  1. In a large bowl, dissolve yeast in water. Add the flour and salt, stirring until blended. The dough will be shaggy and sticky. Cover bowl with plastic wrap. Let the dough rest at least 8 hours, preferably 12 to 18, at warm room temperature, about 70 degrees.
  2. The dough is ready when its surface is dotted with bubbles. Lightly flour a work surface and place dough on it. Sprinkle it with a little more flour and fold it over on itself once or twice. Cover loosely with plastic wrap and let it rest for about 15 minutes.
  3. Using just enough flour to keep the dough from sticking to the work surface or to your fingers, gently shape it into a ball. Generously coat a clean dish towel with flour, wheat bran or cornmeal. Put the seam side of the dough down on the towel and dust with more flour, bran or cornmeal. Cover with another towel and let rise for about 1 to 2 hours. When it’s ready, the dough will have doubled in size and will not readily spring back when poked with a finger.
  4. At least 20 minutes before the dough is ready, heat oven to 475 degrees. Put a 6- to 8-quart heavy covered pot (cast iron, enamel, Pyrex or ceramic) in the oven as it heats. When the dough is ready, carefully remove the pot from the oven and lift off the lid. Slide your hand under the towel and turn the dough over into the pot, seam side up. The dough will lose its shape a bit in the process, but that’s OK. Give the pan a firm shake or two to help distribute the dough evenly, but don’t worry if it’s not perfect; it will straighten out as it bakes.
  5. Cover and bake for 30 minutes. Remove the lid and bake another 15 to 20 minutes, until the loaf is beautifully browned. Remove the bread from the Dutch oven and let it cool on a rack for at least 1 hour before slicing.

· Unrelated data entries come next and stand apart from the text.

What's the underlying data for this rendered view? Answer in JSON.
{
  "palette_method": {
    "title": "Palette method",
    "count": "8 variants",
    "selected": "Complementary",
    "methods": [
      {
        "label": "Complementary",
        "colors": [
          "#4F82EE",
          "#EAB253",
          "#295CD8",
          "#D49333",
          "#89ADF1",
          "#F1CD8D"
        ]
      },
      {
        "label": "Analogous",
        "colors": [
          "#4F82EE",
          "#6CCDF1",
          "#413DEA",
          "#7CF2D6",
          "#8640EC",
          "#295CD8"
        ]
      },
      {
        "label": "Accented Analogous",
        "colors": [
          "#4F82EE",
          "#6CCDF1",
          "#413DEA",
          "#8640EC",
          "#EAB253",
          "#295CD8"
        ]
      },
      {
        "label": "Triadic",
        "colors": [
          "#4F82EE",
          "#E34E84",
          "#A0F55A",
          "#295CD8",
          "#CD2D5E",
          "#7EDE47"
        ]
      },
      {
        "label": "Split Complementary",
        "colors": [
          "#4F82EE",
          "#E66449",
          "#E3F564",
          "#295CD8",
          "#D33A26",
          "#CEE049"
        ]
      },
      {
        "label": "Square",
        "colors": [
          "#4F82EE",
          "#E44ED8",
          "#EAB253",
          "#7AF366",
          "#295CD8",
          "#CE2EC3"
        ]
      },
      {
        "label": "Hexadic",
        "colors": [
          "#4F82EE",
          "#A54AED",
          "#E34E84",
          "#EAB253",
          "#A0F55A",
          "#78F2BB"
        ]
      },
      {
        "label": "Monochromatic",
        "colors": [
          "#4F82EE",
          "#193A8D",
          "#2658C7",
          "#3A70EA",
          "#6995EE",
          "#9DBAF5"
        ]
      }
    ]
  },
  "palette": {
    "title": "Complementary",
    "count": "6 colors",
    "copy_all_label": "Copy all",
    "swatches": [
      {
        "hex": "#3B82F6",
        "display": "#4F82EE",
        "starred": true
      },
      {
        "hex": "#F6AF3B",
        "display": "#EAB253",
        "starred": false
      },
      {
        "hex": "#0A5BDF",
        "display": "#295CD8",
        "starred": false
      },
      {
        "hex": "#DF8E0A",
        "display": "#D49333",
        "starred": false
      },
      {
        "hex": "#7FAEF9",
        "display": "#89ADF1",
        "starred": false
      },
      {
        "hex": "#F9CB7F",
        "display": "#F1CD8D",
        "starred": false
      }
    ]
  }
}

Yield: One 1 1⁄2-pound loaf.
Adapted from The New York Times.


Posted in Bread Recipes, Food, Recipes, Tonight's Dinner, Vegetarian or Vegan Recipes | Tagged: , , , , | 10 Comments »

I Have Decided…

Posted by reeeeeen on December 6, 2007

Happy birthday to me!

I have decided

Posted in Uncategorized | 5 Comments »

Planted Garlic today

Posted by reeeeeen on September 16, 2007

We planted 2 types of garlic today.  They grow just like fall bulbs, they start growing in the spring, and are ready for harvest in late spring when the leaves start to brown.  We’ll see how it works out.  I’ve had good luck and bad luck with garlic so it could go either way.

 These are the two types we planted today (a total of 125 combined):

 35 of Russian Giant

90 of Chesnok Red

If things go well, we can pick, braid and cure the garlic and it’ll keep a long time.  Depending on how much return we get, I may dry some and grind it up for fresh garlic powder, we’ll see!  Also the garlic scapes are awesome in stir fries or salads.   

Posted in Garden, Gardening | Tagged: , , | 1 Comment »